The Hyers Sisters are two colored ladies, or girls, aged respectively sixteen and seventeen years, but their singing is as mature and perfect as any we have ever listened to. We have read the most favorable reports of these sisters in the California papers, but confess that we were not prepared for such an exhibition of vocal powers as they gave us last night.
Miss Anna Hyers, the eldest, is a musical phenomenon. When we tell musicians that she sings E flat above the staff as loud and as clear as an organ they will understand us when we say she is a prodigy. Jenny Lind was the recipient of world-wide fame and the most lavishly bestowed encomiums from the most musical critics in Vienna twenty 5-ears ago. Parepa Rosa, it is claimed, reached that vocal altitude last summer. But the sopranos who did it flit across the planet like angels. Several competent musicians listened to Anna Hyers last evening and unanimously pronounced her perfectly wonderful. With the greatest ease in the world, as naturally and gracefully as she breathes, she runs the scale from the low notes in the middle register to the highest notes ever reached by mortal singers. Her trills are as sweet and bird-like as those with which the "Swedish Nightingale" once entranced the world.
After a real triumph in New York City and Brooklyn the Brooklyn Daily Union had the following to say:
Not only was every inch of standing room in the Young Men's Christian Association Hall occupied, but the ante-room and the stairway were completely jammed. In spite, however, of the uncomfortable crowding every one was pleased to be present and all were delighted with the concert. The young ladies are gifted with remarkable voices and sing together with perfect harmony displaying the full compass and beauty of their voices, which are sweet and clear.
A Boston paper said of them:
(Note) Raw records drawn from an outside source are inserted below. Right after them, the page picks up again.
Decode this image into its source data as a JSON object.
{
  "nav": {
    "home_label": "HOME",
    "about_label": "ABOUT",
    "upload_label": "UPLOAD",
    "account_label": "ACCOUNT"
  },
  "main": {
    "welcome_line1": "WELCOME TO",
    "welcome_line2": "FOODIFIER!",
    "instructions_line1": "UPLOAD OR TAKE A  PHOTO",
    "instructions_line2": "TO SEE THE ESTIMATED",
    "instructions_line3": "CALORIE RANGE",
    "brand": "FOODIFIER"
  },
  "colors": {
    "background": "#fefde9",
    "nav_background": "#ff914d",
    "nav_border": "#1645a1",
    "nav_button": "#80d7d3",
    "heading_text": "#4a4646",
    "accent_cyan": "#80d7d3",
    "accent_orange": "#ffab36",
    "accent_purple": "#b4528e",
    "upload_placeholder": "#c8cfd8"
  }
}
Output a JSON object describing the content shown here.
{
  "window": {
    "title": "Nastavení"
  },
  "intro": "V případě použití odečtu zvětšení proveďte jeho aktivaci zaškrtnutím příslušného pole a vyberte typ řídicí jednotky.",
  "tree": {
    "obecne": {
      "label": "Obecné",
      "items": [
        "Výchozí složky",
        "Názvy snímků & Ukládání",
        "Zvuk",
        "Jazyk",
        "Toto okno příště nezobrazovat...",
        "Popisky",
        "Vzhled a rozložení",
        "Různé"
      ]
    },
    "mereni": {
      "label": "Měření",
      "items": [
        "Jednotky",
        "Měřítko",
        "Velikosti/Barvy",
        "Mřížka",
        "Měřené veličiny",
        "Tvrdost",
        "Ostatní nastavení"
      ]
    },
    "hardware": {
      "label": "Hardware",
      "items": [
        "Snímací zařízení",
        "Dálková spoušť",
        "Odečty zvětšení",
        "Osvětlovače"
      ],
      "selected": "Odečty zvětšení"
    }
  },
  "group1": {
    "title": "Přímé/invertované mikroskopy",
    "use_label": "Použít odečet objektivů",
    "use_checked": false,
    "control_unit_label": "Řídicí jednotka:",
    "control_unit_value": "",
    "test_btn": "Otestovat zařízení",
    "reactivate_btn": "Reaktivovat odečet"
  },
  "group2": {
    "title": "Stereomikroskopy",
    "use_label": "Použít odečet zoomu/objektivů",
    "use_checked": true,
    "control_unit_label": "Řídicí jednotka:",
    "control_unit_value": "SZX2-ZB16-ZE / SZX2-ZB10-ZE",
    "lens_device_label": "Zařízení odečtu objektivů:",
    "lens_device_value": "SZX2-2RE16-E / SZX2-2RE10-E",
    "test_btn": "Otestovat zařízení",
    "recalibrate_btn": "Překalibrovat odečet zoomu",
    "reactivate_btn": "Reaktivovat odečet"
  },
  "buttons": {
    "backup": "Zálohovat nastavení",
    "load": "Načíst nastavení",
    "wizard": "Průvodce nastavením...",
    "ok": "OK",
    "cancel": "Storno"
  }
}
We were invited, with some fifty other persons, this forenoon to hear the singing of two colored young ladies, named Anna and Emma Hyers, of San Francisco, at the Meionaon. They are aged respective!y sixteen and fourteen years, and, after a casual inspection, may be called musical prodigies. They are, without doubt, destined to occupy a high position in the musical world.